Drugs that boost the chemical messenger norepinephrine in the brain have been shown to alleviate cognitive problems in mice engineered to mirror Down syndrome. The findings, published today in the journal Science Translational Medicine, suggest a new approach to treating the disorder. Several existing drugs can boost the chemical or mimic its effects, though none have yet been tested in patients with Down syndrome.
The research also reflects a growing understanding of the brain systems that underlie the cognitive problems in people with Down syndrome, and better methods of developing potential treatments.
Down syndrome, which affects 5,000 infants in the United States each year, results from a duplication of a segment of chromosome 21. People with the disorder have lower than normal cognitive abilities and almost all develop signs of Alzheimer’s disease by middle age.
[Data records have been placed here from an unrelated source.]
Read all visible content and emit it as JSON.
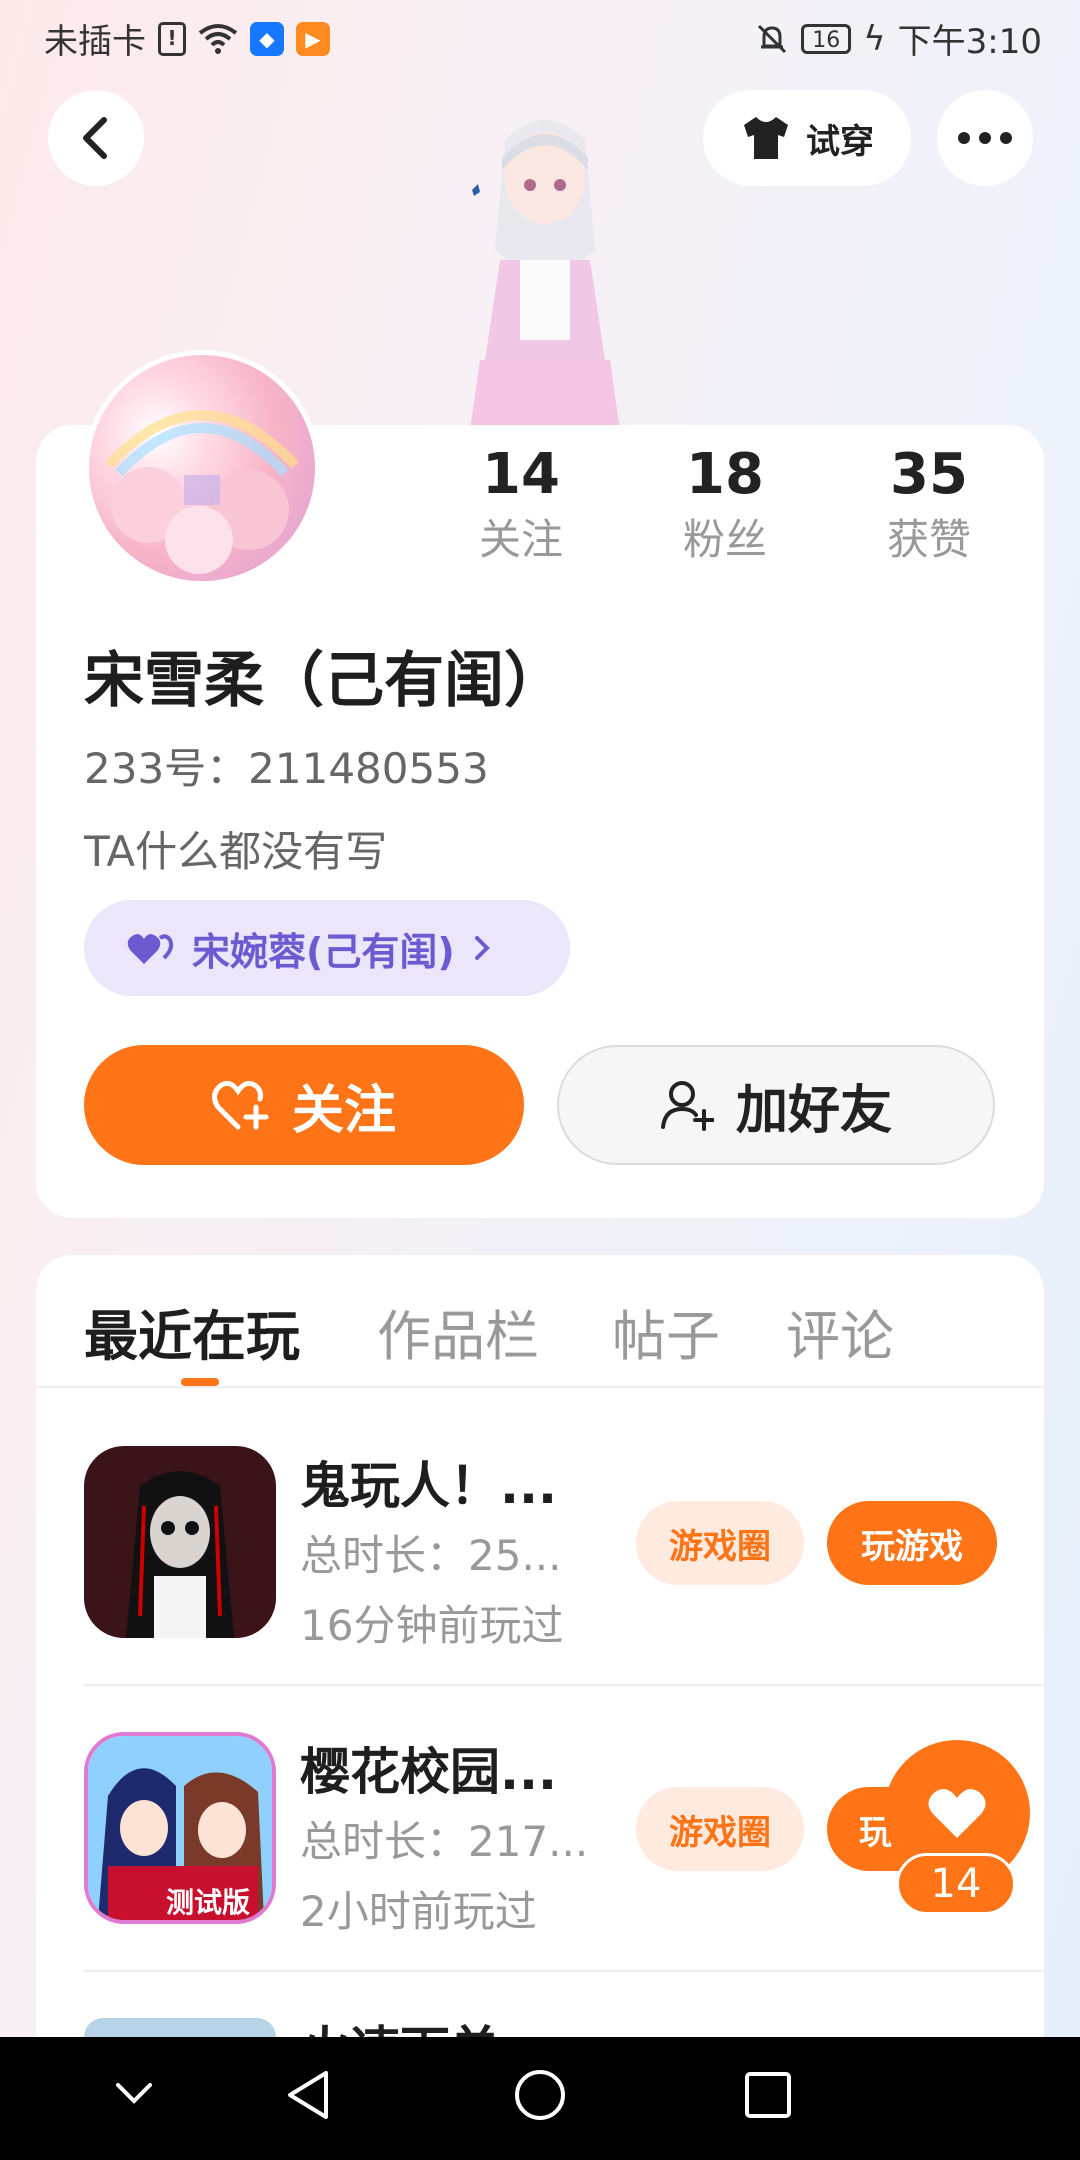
{
  "status_bar": {
    "carrier": "未插卡",
    "battery": "16",
    "time": "下午3:10"
  },
  "header": {
    "try_on_label": "试穿"
  },
  "profile": {
    "stats": [
      {
        "value": "14",
        "label": "关注"
      },
      {
        "value": "18",
        "label": "粉丝"
      },
      {
        "value": "35",
        "label": "获赞"
      }
    ],
    "name": "宋雪柔（己有闺）",
    "uid": "233号：211480553",
    "bio": "TA什么都没有写",
    "partner_label": "宋婉蓉(己有闺)",
    "follow_label": "关注",
    "add_friend_label": "加好友"
  },
  "tabs": [
    "最近在玩",
    "作品栏",
    "帖子",
    "评论"
  ],
  "games": [
    {
      "title": "鬼玩人！...",
      "duration": "总时长：25...",
      "last_played": "16分钟前玩过",
      "circle_label": "游戏圈",
      "play_label": "玩游戏"
    },
    {
      "title": "樱花校园...",
      "duration": "总时长：217...",
      "last_played": "2小时前玩过",
      "circle_label": "游戏圈",
      "play_label": "玩",
      "badge": "测试版"
    },
    {
      "title": "火速下单"
    }
  ],
  "like_count": "14",
  "colors": {
    "accent": "#ff7417",
    "partner_bg": "#ebe6fa",
    "partner_text": "#6c5bd0",
    "circle_pill_bg": "#ffeadf"
  }
}
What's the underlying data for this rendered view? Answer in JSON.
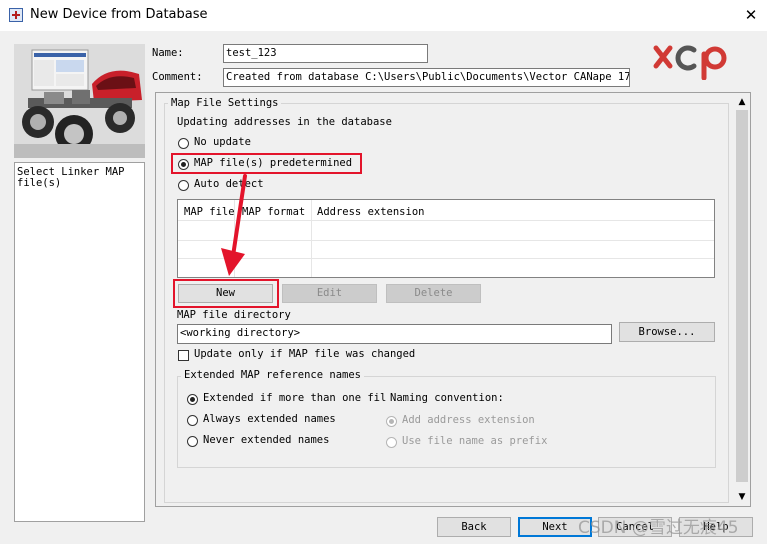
{
  "window": {
    "title": "New Device from Database",
    "close_glyph": "✕"
  },
  "sidebar": {
    "step_label": "Select Linker MAP file(s)"
  },
  "header": {
    "name_label": "Name:",
    "name_value": "test_123",
    "comment_label": "Comment:",
    "comment_value": "Created from database C:\\Users\\Public\\Documents\\Vector CANape 17\\Pr"
  },
  "map_settings": {
    "group_title": "Map File Settings",
    "updating_label": "Updating addresses in the database",
    "options": [
      {
        "label": "No update",
        "selected": false
      },
      {
        "label": "MAP file(s) predetermined",
        "selected": true
      },
      {
        "label": "Auto detect",
        "selected": false
      }
    ],
    "table_columns": [
      "MAP file",
      "MAP format",
      "Address extension"
    ],
    "new_button": "New",
    "edit_button": "Edit",
    "delete_button": "Delete",
    "directory_label": "MAP file directory",
    "directory_value": "<working directory>",
    "browse_button": "Browse...",
    "update_only_label": "Update only if MAP file was changed"
  },
  "extended_names": {
    "group_title": "Extended MAP reference names",
    "options": [
      {
        "label": "Extended if more than one fil",
        "selected": true
      },
      {
        "label": "Always extended names",
        "selected": false
      },
      {
        "label": "Never extended names",
        "selected": false
      }
    ],
    "naming_label": "Naming convention:",
    "naming_options": [
      {
        "label": "Add address extension",
        "selected": true
      },
      {
        "label": "Use file name as prefix",
        "selected": false
      }
    ]
  },
  "footer": {
    "back_button": "Back",
    "next_button": "Next",
    "cancel_button": "Cancel",
    "help_button": "Help"
  },
  "watermark": "CSDN @雪过无痕45",
  "colors": {
    "highlight_red": "#e3142b",
    "logo_red": "#d13a35",
    "logo_gray": "#555555"
  }
}
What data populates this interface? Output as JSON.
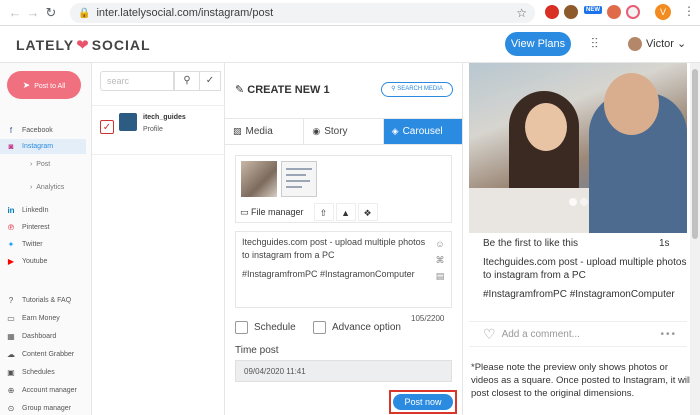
{
  "browser": {
    "url": "inter.latelysocial.com/instagram/post",
    "new_badge": "NEW",
    "profile_initial": "V"
  },
  "header": {
    "logo_left": "LATELY",
    "logo_right": "SOCIAL",
    "view_plans": "View Plans",
    "user_name": "Victor ⌄"
  },
  "sidebar": {
    "post_all": "Post to All",
    "networks": [
      {
        "label": "Facebook",
        "icon": "facebook-icon"
      },
      {
        "label": "Instagram",
        "icon": "instagram-icon"
      },
      {
        "label": "LinkedIn",
        "icon": "linkedin-icon"
      },
      {
        "label": "Pinterest",
        "icon": "pinterest-icon"
      },
      {
        "label": "Twitter",
        "icon": "twitter-icon"
      },
      {
        "label": "Youtube",
        "icon": "youtube-icon"
      }
    ],
    "sub_items": [
      "Post",
      "Analytics"
    ],
    "tools": [
      {
        "label": "Tutorials & FAQ",
        "icon": "help-icon"
      },
      {
        "label": "Earn Money",
        "icon": "money-icon"
      },
      {
        "label": "Dashboard",
        "icon": "dashboard-icon"
      },
      {
        "label": "Content Grabber",
        "icon": "cloud-icon"
      },
      {
        "label": "Schedules",
        "icon": "calendar-icon"
      },
      {
        "label": "Account manager",
        "icon": "plus-circle-icon"
      },
      {
        "label": "Group manager",
        "icon": "group-icon"
      }
    ]
  },
  "accounts": {
    "search_placeholder": "searc",
    "list": [
      {
        "name": "itech_guides",
        "type": "Profile"
      }
    ]
  },
  "create": {
    "title": "CREATE NEW 1",
    "search_media": "SEARCH MEDIA",
    "tabs": [
      "Media",
      "Story",
      "Carousel"
    ],
    "file_manager": "File manager",
    "caption_line1": "Itechguides.com post - upload multiple photos to instagram from a PC",
    "caption_line2": "#InstagramfromPC #InstagramonComputer",
    "char_count": "105/2200",
    "schedule": "Schedule",
    "advance_option": "Advance option",
    "time_post_label": "Time post",
    "time_post_value": "09/04/2020 11:41",
    "post_now": "Post now"
  },
  "preview": {
    "likes": "Be the first to like this",
    "time": "1s",
    "caption_line1": "Itechguides.com post - upload multiple photos to instagram from a PC",
    "caption_line2": "#InstagramfromPC #InstagramonComputer",
    "comment_placeholder": "Add a comment...",
    "note": "*Please note the preview only shows photos or videos as a square. Once posted to Instagram, it will post closest to the original dimensions."
  },
  "colors": {
    "accent": "#2b8be0",
    "brand_pink": "#f0707f",
    "highlight_border": "#d9362b"
  }
}
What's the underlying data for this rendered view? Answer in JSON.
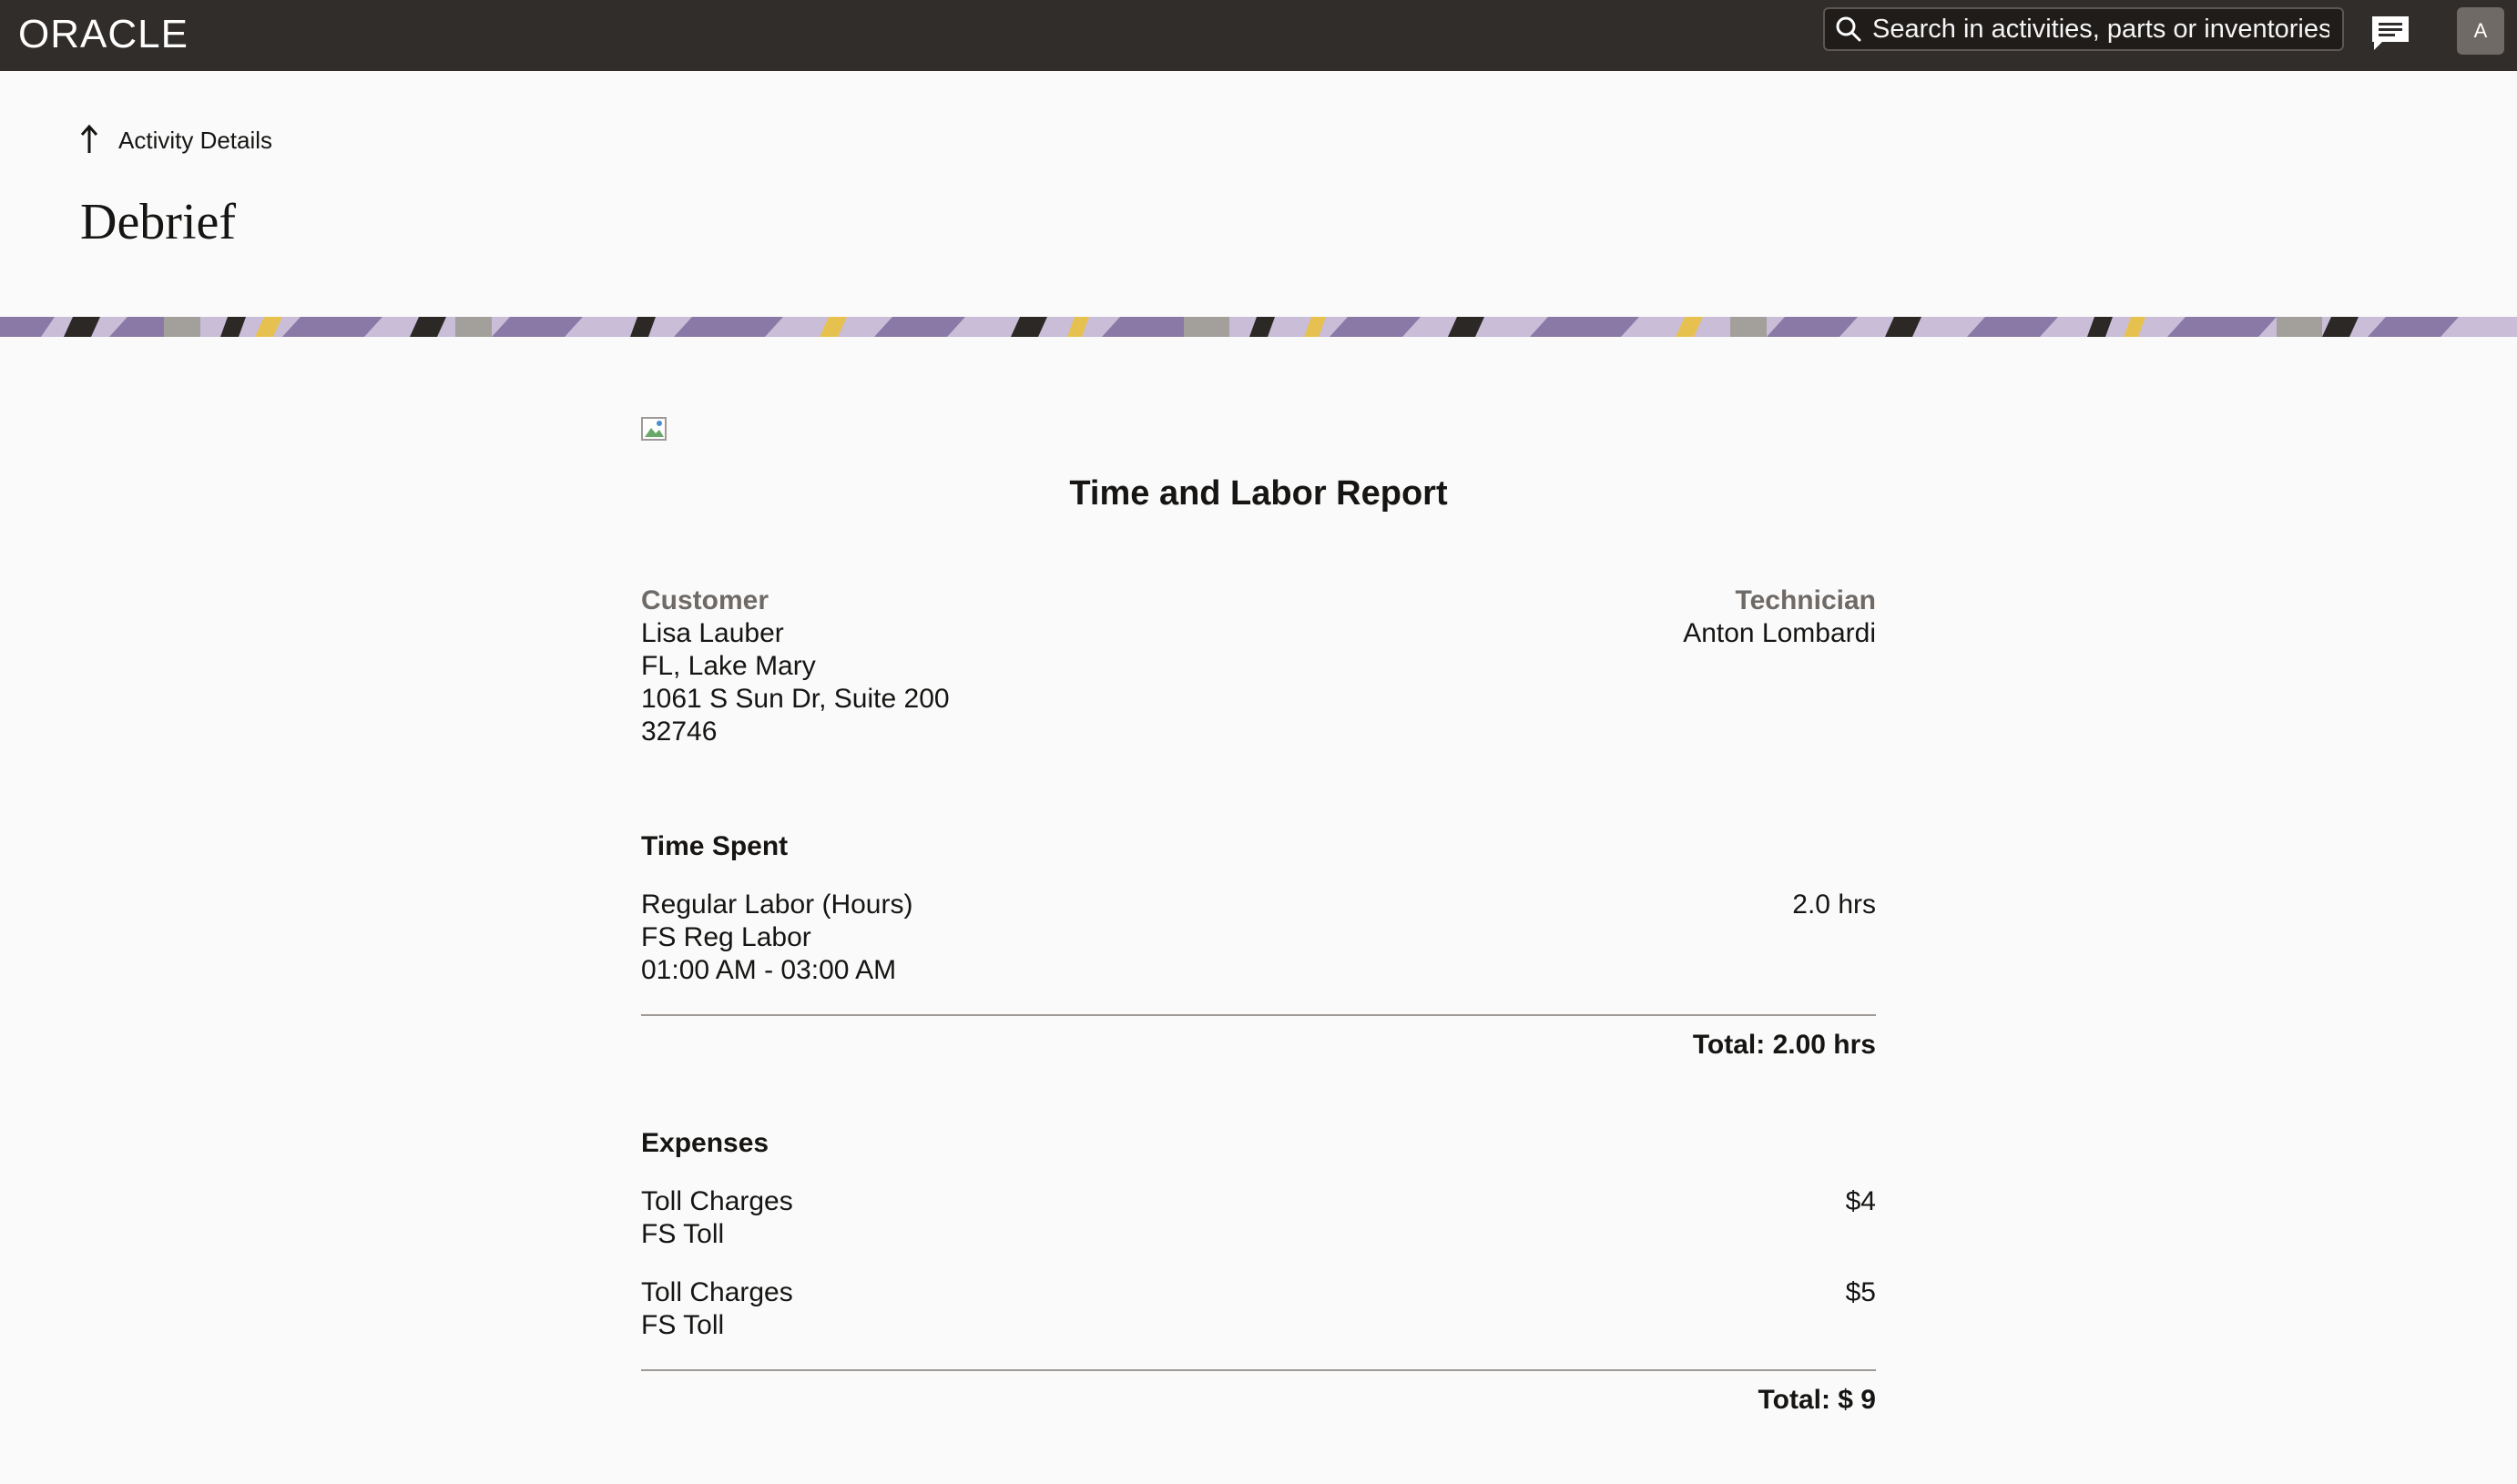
{
  "header": {
    "logo": "ORACLE",
    "search": {
      "placeholder": "Search in activities, parts or inventories",
      "value": ""
    },
    "avatar_initial": "A"
  },
  "page": {
    "back_label": "Activity Details",
    "title": "Debrief"
  },
  "report": {
    "title": "Time and Labor Report",
    "customer": {
      "heading": "Customer",
      "name": "Lisa Lauber",
      "city": "FL, Lake Mary",
      "address": "1061 S Sun Dr, Suite 200",
      "zip": "32746"
    },
    "technician": {
      "heading": "Technician",
      "name": "Anton Lombardi"
    },
    "time_spent": {
      "heading": "Time Spent",
      "items": [
        {
          "type": "Regular Labor (Hours)",
          "item": "FS Reg Labor",
          "range": "01:00 AM - 03:00 AM",
          "value": "2.0 hrs"
        }
      ],
      "total": "Total: 2.00 hrs"
    },
    "expenses": {
      "heading": "Expenses",
      "items": [
        {
          "type": "Toll Charges",
          "item": "FS Toll",
          "value": "$4"
        },
        {
          "type": "Toll Charges",
          "item": "FS Toll",
          "value": "$5"
        }
      ],
      "total": "Total: $ 9"
    }
  },
  "colors": {
    "topbar": "#312d2a",
    "background": "#fafafa",
    "muted_heading": "#6f6a66",
    "band_purple": "#8a79a6",
    "band_gold": "#e7c14f",
    "band_dark": "#2b2826"
  }
}
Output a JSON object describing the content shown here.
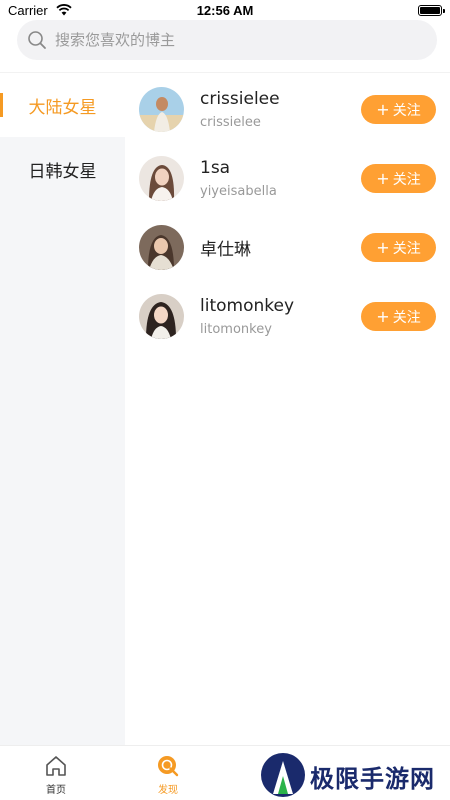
{
  "status_bar": {
    "carrier": "Carrier",
    "time": "12:56 AM"
  },
  "search": {
    "placeholder": "搜索您喜欢的博主",
    "value": ""
  },
  "categories": [
    {
      "label": "大陆女星",
      "active": true
    },
    {
      "label": "日韩女星",
      "active": false
    }
  ],
  "users": [
    {
      "name": "crissielee",
      "handle": "crissielee",
      "follow_label": "关注"
    },
    {
      "name": "1sa",
      "handle": "yiyeisabella",
      "follow_label": "关注"
    },
    {
      "name": "卓仕琳",
      "handle": "",
      "follow_label": "关注"
    },
    {
      "name": "litomonkey",
      "handle": "litomonkey",
      "follow_label": "关注"
    }
  ],
  "tabbar": {
    "tabs": [
      {
        "label": "首页",
        "icon": "home-icon",
        "active": false
      },
      {
        "label": "发现",
        "icon": "discover-icon",
        "active": true
      }
    ]
  },
  "watermark": {
    "text": "极限手游网"
  },
  "colors": {
    "accent": "#f59a23",
    "follow_button": "#ffa033",
    "sidebar_bg": "#f5f6f8",
    "watermark_text": "#1a2a6c"
  }
}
Although no treatments for the cognitive deficits of Down syndrome exist currently, recent research in animal models of the disorder has unearthed a handful of candidates.
“This is one of several potential approaches identified in the last couple of years that suggest that small molecules, or even approved drugs, can be used to have a positive impact on cognitive function in Down syndrome,” says Roger Reeves, a scientist at the Johns Hopkins University School of Medicine in Baltimore, who was not involved in the new study.
At the heart of this research is a strain of mice with a duplication of a segment of chromosome 16 that mimics the genetics of the human disorder–the region contains more than 100 genes analogous to those affected by the duplication of human chromosome 21, and the animals show some of the same brain abnormalities. For example, the mice have major deficits in the hippocampus, a brain area vital for learning and memory. These facets are also impaired in humans with Down syndrome.
The new findings help identify neurological impairments caused by Down syndrome, and show that drug treatments can help alleviate the effects of these impairments. According to the research, the animals have signs of serious degeneration in a part of the brain called the locus coeruleus, which supplies the chemical messenger norepinephrine to the hippocampus. Norepinephrine is believed to help the hippocampus integrate different information, such as navigational and sensory input, says Ahmad Salehi, a scientist at Stanford and lead author on the paper.
The modified mice have problems with memory tasks that require this type of integration. For instance, the researchers taught both normal and engineered mice to fear a particular tone by pairing it with an electrical shock. Both mice froze when they heard the tone but normal mice also froze when placed in the box that they learned to associate with the tone and the shock, a phenomenon called contextual learning. Mutant mice failed this test, and children with Down syndrome have a similar deficit, says Salehi. “If you ask a kid [with Down syndrome] to enter a room from one door and find a toy, based on a cue like color, they can find it,” he says. “But if you change the door they enter, and don’t give them a cue, it takes them much longer to find the toy.”
Salehi and collaborators found that these problems could be reversed in mice by giving them a drug, l-threo-dihydroxyphenylserine (l-DOPS), which is converted into norepinephrine in the brain. Within a matter of hours, “there was no difference [in performance] between normal and [genetically engineered] mice after the treatment,” says Salehi. The effects wore off as norepinephrine levels declined.